§ **Entries provided**
= Beginning of Section =

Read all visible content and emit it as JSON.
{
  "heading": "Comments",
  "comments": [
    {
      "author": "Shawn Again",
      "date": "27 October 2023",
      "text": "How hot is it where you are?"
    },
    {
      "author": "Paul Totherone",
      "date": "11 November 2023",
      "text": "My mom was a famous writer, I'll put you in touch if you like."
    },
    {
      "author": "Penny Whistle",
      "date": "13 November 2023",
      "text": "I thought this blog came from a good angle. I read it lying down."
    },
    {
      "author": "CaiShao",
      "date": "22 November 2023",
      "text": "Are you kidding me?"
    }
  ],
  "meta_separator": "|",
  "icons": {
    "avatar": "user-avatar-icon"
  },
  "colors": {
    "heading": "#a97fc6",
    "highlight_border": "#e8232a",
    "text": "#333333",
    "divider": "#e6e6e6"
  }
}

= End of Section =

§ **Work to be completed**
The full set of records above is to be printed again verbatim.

§ **Reply**
Read all visible content and emit it as JSON.
{
  "heading": "Comments",
  "comments": [
    {
      "author": "Shawn Again",
      "date": "27 October 2023",
      "text": "How hot is it where you are?"
    },
    {
      "author": "Paul Totherone",
      "date": "11 November 2023",
      "text": "My mom was a famous writer, I'll put you in touch if you like."
    },
    {
      "author": "Penny Whistle",
      "date": "13 November 2023",
      "text": "I thought this blog came from a good angle. I read it lying down."
    },
    {
      "author": "CaiShao",
      "date": "22 November 2023",
      "text": "Are you kidding me?"
    }
  ],
  "meta_separator": "|",
  "icons": {
    "avatar": "user-avatar-icon"
  },
  "colors": {
    "heading": "#a97fc6",
    "highlight_border": "#e8232a",
    "text": "#333333",
    "divider": "#e6e6e6"
  }
}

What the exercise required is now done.